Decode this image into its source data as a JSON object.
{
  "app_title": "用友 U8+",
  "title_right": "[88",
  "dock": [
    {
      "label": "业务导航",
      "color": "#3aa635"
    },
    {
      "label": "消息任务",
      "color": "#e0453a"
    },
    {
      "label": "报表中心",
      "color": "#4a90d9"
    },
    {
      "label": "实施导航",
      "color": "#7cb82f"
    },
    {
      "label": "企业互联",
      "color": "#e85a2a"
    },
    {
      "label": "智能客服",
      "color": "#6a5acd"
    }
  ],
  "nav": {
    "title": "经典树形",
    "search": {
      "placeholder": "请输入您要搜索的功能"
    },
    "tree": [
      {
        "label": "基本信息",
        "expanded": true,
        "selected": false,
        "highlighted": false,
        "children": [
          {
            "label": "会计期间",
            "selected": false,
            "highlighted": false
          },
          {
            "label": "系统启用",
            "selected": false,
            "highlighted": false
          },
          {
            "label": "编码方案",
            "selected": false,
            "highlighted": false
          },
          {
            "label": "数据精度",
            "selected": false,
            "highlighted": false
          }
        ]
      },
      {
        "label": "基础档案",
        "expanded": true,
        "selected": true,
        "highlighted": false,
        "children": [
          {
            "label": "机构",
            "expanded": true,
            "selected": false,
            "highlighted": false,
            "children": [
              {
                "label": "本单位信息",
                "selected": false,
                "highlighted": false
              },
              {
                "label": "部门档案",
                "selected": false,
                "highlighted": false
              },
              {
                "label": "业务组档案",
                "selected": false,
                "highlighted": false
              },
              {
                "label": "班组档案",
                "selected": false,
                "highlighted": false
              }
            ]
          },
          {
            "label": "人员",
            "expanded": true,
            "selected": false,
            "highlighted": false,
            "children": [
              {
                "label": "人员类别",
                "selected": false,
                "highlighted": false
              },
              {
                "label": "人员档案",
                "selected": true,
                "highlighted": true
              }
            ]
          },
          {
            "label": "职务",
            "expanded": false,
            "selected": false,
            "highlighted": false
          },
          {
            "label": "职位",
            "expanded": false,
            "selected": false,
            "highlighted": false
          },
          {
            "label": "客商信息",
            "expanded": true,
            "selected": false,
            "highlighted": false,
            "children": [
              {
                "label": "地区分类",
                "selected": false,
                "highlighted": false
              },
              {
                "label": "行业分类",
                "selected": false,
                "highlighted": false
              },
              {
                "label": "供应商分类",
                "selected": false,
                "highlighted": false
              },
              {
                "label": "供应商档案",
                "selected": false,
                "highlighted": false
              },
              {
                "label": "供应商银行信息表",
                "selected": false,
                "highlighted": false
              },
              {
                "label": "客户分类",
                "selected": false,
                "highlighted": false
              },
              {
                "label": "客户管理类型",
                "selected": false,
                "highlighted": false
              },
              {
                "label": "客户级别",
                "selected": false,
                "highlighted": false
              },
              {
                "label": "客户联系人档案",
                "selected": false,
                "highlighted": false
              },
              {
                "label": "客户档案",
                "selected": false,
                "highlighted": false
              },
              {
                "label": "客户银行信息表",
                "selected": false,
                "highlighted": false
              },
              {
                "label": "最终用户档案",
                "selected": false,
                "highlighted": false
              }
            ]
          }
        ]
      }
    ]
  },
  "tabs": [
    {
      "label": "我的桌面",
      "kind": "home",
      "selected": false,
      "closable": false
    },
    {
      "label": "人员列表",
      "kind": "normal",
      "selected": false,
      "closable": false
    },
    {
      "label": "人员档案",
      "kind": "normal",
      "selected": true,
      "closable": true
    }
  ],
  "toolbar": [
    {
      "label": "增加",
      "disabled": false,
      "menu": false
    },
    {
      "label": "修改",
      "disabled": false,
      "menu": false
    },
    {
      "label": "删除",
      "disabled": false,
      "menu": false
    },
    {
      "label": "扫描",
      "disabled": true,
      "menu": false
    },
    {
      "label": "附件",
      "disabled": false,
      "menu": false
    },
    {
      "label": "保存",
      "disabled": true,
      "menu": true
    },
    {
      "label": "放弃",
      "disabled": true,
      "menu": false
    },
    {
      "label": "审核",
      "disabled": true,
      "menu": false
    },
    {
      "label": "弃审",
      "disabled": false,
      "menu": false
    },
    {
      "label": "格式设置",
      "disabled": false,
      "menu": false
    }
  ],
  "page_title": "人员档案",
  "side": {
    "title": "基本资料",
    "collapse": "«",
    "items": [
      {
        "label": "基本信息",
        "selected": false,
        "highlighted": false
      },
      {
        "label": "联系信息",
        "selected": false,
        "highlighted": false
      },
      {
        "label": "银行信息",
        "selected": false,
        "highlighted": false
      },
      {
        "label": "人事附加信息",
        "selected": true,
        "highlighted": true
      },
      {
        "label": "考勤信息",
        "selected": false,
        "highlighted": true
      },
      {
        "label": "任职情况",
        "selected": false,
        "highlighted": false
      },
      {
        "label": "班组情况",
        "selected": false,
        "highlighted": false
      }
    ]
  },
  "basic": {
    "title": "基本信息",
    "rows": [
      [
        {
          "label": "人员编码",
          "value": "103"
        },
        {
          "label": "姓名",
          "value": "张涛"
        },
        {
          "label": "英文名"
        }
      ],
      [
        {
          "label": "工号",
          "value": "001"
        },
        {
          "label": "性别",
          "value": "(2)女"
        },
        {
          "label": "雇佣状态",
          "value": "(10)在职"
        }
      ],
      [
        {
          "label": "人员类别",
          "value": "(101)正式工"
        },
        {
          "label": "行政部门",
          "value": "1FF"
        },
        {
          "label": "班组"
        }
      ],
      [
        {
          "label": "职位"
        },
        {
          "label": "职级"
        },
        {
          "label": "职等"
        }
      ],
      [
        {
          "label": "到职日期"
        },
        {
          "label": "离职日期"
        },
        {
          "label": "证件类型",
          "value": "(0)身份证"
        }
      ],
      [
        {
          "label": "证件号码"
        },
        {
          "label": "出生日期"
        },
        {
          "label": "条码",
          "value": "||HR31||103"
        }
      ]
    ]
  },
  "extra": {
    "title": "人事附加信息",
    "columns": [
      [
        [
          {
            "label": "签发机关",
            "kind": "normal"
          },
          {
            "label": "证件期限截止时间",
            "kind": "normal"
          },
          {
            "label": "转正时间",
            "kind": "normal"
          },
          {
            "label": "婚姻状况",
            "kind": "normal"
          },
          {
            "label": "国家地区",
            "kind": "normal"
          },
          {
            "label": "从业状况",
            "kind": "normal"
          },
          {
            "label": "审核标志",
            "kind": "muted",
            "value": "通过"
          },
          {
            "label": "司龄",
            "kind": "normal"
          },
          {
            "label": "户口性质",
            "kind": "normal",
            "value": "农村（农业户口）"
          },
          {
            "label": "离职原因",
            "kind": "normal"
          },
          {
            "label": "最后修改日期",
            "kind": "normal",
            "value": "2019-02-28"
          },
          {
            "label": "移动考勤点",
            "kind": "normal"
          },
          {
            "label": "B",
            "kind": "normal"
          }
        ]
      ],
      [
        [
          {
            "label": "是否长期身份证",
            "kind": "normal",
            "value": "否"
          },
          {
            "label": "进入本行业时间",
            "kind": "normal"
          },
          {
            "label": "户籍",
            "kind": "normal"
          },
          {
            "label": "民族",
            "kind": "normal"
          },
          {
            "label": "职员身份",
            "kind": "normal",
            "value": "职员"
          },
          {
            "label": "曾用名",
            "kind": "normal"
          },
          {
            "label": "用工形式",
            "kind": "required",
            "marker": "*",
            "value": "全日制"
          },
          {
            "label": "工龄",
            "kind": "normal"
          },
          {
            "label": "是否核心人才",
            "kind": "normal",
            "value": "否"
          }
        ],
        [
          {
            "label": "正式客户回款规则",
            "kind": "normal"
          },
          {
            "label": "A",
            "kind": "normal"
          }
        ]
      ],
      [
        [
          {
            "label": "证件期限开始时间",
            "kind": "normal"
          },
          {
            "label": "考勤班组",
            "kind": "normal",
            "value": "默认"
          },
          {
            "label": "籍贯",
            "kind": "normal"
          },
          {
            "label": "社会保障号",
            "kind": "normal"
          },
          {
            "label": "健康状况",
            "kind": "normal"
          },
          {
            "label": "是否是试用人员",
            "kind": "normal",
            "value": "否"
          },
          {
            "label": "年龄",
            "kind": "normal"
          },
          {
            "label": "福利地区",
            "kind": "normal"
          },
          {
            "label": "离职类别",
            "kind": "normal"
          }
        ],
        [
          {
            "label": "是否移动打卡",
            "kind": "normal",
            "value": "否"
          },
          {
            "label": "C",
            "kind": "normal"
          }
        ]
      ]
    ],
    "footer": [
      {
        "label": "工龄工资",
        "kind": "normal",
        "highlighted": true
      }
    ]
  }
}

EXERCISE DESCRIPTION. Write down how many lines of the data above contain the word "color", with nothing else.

TASK SOLUTION. 6